*** Opening of Given records ***

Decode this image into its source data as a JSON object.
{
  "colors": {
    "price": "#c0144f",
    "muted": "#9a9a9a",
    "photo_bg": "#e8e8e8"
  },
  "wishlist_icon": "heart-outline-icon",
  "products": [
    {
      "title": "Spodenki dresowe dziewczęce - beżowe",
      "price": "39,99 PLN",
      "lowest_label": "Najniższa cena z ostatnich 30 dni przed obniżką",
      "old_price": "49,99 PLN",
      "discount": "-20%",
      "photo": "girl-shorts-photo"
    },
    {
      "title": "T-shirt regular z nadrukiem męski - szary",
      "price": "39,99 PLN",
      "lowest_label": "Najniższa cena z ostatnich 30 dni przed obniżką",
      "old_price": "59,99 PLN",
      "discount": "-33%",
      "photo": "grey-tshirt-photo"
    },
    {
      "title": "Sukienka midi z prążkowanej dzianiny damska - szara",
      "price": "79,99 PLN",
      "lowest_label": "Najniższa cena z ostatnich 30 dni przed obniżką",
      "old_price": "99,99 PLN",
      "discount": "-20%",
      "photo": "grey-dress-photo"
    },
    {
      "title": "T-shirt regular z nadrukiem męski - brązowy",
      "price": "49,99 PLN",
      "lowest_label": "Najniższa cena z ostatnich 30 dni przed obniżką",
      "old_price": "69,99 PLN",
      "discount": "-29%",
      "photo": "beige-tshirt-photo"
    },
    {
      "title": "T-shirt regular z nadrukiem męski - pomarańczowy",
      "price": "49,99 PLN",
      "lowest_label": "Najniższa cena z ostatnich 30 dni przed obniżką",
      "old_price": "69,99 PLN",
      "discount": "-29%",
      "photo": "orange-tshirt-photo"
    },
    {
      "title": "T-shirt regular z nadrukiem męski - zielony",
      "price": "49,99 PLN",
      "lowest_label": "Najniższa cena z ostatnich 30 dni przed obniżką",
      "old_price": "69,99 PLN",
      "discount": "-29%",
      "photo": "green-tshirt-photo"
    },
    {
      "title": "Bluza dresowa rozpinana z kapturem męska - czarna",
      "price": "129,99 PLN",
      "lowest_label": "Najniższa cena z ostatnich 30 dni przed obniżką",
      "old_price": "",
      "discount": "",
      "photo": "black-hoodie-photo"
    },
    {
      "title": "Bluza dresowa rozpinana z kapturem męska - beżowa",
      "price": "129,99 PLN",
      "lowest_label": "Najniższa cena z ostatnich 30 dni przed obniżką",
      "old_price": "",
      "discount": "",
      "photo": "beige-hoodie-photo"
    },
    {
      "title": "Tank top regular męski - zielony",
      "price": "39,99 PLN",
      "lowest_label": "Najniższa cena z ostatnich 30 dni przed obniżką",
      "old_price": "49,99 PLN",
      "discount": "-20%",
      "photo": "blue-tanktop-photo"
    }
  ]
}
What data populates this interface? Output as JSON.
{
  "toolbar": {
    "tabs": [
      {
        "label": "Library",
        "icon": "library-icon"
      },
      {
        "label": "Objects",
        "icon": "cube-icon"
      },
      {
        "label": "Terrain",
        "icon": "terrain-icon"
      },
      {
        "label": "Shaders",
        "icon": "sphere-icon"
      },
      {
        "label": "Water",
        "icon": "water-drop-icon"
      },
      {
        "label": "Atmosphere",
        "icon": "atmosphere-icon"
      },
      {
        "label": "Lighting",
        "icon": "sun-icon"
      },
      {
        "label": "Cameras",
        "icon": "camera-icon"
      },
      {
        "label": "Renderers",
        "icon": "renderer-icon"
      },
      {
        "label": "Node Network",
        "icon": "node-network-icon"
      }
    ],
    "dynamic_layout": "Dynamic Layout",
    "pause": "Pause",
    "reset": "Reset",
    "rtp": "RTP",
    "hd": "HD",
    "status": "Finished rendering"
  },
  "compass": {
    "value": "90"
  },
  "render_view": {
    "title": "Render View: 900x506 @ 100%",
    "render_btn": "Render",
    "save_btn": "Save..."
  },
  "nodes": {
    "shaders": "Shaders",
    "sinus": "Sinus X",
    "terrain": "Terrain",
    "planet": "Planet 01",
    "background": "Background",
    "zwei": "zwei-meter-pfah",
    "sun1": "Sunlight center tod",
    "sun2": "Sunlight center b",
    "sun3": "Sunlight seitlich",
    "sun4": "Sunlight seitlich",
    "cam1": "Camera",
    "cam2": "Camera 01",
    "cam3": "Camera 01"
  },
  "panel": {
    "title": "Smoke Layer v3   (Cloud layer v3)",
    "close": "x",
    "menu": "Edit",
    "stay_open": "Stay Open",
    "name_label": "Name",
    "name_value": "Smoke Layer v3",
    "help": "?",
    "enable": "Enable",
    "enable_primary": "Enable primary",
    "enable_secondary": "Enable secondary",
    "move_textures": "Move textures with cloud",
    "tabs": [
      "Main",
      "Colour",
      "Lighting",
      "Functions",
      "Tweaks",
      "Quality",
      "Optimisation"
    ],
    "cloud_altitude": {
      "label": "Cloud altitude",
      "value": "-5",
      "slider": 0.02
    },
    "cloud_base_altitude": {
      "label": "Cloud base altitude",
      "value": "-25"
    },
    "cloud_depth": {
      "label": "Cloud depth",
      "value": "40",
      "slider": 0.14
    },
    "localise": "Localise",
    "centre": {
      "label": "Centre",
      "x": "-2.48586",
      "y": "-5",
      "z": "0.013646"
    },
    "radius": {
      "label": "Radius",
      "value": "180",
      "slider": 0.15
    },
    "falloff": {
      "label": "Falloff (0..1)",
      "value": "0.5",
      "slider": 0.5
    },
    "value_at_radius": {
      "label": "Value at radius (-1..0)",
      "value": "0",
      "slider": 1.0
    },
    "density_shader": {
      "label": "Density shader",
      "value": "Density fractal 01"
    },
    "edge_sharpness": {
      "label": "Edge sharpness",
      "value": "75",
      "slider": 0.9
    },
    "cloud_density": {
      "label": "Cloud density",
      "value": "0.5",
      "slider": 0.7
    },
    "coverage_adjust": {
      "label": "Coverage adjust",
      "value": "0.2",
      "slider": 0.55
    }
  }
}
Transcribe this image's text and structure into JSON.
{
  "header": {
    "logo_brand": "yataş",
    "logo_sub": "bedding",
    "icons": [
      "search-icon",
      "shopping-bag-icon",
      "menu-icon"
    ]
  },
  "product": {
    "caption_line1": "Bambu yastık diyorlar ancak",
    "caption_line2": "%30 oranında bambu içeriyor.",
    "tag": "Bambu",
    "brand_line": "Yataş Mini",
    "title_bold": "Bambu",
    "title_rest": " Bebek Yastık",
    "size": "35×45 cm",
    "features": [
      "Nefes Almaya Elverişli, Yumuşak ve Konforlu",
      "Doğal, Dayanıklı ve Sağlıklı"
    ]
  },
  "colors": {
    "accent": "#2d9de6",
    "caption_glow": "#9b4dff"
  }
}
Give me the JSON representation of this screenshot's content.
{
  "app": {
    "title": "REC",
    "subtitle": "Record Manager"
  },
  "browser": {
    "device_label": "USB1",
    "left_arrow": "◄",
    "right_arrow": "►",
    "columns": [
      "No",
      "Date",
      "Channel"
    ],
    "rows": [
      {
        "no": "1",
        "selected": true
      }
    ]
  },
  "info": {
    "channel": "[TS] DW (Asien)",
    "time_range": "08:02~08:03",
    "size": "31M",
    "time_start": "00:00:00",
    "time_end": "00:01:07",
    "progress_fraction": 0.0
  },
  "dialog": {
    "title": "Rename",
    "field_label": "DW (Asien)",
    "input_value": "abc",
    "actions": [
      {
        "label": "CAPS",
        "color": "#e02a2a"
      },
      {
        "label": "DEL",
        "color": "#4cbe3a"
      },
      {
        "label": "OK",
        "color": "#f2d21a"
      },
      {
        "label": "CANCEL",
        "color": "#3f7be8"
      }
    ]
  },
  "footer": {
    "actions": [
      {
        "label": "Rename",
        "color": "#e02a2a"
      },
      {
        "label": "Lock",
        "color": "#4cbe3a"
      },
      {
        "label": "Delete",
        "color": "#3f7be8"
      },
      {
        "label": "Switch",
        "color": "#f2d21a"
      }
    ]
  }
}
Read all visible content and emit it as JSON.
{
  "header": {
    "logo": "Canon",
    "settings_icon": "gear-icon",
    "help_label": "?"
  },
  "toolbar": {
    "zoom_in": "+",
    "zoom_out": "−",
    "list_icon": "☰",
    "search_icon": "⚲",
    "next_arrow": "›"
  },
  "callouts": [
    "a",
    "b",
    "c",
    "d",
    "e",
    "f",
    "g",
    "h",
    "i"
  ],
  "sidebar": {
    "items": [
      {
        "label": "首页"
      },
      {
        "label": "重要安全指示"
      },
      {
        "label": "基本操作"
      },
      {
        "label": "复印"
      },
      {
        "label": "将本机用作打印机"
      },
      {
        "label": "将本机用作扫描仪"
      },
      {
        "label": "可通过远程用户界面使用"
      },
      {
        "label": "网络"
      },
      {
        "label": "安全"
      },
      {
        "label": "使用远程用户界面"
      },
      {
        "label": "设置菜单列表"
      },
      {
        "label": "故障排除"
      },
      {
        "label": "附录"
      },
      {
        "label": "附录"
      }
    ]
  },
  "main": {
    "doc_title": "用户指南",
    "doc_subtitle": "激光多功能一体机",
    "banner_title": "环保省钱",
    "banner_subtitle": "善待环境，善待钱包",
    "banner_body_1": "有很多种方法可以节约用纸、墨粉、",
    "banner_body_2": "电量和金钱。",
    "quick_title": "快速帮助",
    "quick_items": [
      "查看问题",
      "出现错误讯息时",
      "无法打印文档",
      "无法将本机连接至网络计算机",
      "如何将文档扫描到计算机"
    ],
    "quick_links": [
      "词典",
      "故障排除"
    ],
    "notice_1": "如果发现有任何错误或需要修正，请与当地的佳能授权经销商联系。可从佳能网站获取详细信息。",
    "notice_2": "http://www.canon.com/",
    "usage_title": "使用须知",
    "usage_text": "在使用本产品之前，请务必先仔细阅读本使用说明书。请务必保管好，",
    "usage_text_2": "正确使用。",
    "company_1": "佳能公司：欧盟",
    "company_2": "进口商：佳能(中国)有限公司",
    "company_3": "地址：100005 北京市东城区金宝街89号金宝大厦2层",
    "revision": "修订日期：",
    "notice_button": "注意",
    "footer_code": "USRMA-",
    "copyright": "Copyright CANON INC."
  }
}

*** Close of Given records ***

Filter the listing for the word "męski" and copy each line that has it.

      "title": "T-shirt regular z nadrukiem męski - szary",
      "title": "T-shirt regular z nadrukiem męski - brązowy",
      "title": "T-shirt regular z nadrukiem męski - pomarańczowy",
      "title": "T-shirt regular z nadrukiem męski - zielony",
      "title": "Tank top regular męski - zielony",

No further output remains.